Task item
Give back all the data below exactly as it is shown.

Extracted entries
- - -
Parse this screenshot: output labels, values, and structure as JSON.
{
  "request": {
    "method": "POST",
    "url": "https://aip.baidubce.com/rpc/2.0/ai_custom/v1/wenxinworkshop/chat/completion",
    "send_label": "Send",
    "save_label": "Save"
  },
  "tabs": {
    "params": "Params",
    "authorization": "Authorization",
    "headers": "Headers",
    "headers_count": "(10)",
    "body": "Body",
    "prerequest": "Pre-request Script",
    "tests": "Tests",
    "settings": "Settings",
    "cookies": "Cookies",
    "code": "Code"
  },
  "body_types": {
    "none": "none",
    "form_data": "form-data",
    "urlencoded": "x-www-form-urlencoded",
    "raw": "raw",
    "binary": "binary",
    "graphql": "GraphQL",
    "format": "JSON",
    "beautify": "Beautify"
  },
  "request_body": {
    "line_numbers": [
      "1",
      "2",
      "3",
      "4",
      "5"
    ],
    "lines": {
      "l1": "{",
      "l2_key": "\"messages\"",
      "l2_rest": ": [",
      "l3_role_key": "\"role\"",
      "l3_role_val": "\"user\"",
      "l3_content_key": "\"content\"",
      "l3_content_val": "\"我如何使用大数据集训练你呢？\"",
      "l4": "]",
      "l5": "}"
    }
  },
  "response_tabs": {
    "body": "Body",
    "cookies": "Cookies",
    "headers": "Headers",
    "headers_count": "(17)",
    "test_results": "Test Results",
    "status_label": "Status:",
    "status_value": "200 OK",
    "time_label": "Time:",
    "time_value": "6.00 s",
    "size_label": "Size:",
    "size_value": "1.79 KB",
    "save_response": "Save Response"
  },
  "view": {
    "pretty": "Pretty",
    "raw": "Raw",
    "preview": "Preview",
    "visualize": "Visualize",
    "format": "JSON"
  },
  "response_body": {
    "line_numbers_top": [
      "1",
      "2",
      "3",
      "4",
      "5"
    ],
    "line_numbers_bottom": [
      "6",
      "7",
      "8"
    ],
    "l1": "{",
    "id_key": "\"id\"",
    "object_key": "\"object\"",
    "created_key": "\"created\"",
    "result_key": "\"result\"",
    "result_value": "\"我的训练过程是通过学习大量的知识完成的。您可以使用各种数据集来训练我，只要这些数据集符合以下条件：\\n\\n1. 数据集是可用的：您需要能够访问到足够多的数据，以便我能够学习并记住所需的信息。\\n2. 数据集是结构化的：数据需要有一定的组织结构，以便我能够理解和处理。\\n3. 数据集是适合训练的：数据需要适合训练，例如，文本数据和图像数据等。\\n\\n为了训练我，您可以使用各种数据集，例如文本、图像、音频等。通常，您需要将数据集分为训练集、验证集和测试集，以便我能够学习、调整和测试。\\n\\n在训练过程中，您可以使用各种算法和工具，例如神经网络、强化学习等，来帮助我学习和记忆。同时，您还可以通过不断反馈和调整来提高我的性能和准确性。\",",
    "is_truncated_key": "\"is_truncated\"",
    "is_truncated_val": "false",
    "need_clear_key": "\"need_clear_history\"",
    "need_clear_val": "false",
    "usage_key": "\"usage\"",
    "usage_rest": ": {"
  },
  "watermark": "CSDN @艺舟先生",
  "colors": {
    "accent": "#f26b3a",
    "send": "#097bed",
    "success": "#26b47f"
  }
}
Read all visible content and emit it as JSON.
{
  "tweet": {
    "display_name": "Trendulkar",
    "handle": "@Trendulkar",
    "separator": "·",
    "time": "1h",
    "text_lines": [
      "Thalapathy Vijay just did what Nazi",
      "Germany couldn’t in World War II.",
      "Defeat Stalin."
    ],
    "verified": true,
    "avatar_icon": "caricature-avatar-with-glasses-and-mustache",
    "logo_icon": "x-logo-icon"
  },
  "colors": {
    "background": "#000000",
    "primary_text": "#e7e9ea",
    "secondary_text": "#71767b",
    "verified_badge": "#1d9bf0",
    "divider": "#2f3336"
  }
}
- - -
Solved problem
Parse this screenshot: output labels, values, and structure as JSON.
{
  "request": {
    "method": "POST",
    "url": "https://aip.baidubce.com/rpc/2.0/ai_custom/v1/wenxinworkshop/chat/completion",
    "send_label": "Send",
    "save_label": "Save"
  },
  "tabs": {
    "params": "Params",
    "authorization": "Authorization",
    "headers": "Headers",
    "headers_count": "(10)",
    "body": "Body",
    "prerequest": "Pre-request Script",
    "tests": "Tests",
    "settings": "Settings",
    "cookies": "Cookies",
    "code": "Code"
  },
  "body_types": {
    "none": "none",
    "form_data": "form-data",
    "urlencoded": "x-www-form-urlencoded",
    "raw": "raw",
    "binary": "binary",
    "graphql": "GraphQL",
    "format": "JSON",
    "beautify": "Beautify"
  },
  "request_body": {
    "line_numbers": [
      "1",
      "2",
      "3",
      "4",
      "5"
    ],
    "lines": {
      "l1": "{",
      "l2_key": "\"messages\"",
      "l2_rest": ": [",
      "l3_role_key": "\"role\"",
      "l3_role_val": "\"user\"",
      "l3_content_key": "\"content\"",
      "l3_content_val": "\"我如何使用大数据集训练你呢？\"",
      "l4": "]",
      "l5": "}"
    }
  },
  "response_tabs": {
    "body": "Body",
    "cookies": "Cookies",
    "headers": "Headers",
    "headers_count": "(17)",
    "test_results": "Test Results",
    "status_label": "Status:",
    "status_value": "200 OK",
    "time_label": "Time:",
    "time_value": "6.00 s",
    "size_label": "Size:",
    "size_value": "1.79 KB",
    "save_response": "Save Response"
  },
  "view": {
    "pretty": "Pretty",
    "raw": "Raw",
    "preview": "Preview",
    "visualize": "Visualize",
    "format": "JSON"
  },
  "response_body": {
    "line_numbers_top": [
      "1",
      "2",
      "3",
      "4",
      "5"
    ],
    "line_numbers_bottom": [
      "6",
      "7",
      "8"
    ],
    "l1": "{",
    "id_key": "\"id\"",
    "object_key": "\"object\"",
    "created_key": "\"created\"",
    "result_key": "\"result\"",
    "result_value": "\"我的训练过程是通过学习大量的知识完成的。您可以使用各种数据集来训练我，只要这些数据集符合以下条件：\\n\\n1. 数据集是可用的：您需要能够访问到足够多的数据，以便我能够学习并记住所需的信息。\\n2. 数据集是结构化的：数据需要有一定的组织结构，以便我能够理解和处理。\\n3. 数据集是适合训练的：数据需要适合训练，例如，文本数据和图像数据等。\\n\\n为了训练我，您可以使用各种数据集，例如文本、图像、音频等。通常，您需要将数据集分为训练集、验证集和测试集，以便我能够学习、调整和测试。\\n\\n在训练过程中，您可以使用各种算法和工具，例如神经网络、强化学习等，来帮助我学习和记忆。同时，您还可以通过不断反馈和调整来提高我的性能和准确性。\",",
    "is_truncated_key": "\"is_truncated\"",
    "is_truncated_val": "false",
    "need_clear_key": "\"need_clear_history\"",
    "need_clear_val": "false",
    "usage_key": "\"usage\"",
    "usage_rest": ": {"
  },
  "watermark": "CSDN @艺舟先生",
  "colors": {
    "accent": "#f26b3a",
    "send": "#097bed",
    "success": "#26b47f"
  }
}
Read all visible content and emit it as JSON.
{
  "tweet": {
    "display_name": "Trendulkar",
    "handle": "@Trendulkar",
    "separator": "·",
    "time": "1h",
    "text_lines": [
      "Thalapathy Vijay just did what Nazi",
      "Germany couldn’t in World War II.",
      "Defeat Stalin."
    ],
    "verified": true,
    "avatar_icon": "caricature-avatar-with-glasses-and-mustache",
    "logo_icon": "x-logo-icon"
  },
  "colors": {
    "background": "#000000",
    "primary_text": "#e7e9ea",
    "secondary_text": "#71767b",
    "verified_badge": "#1d9bf0",
    "divider": "#2f3336"
  }
}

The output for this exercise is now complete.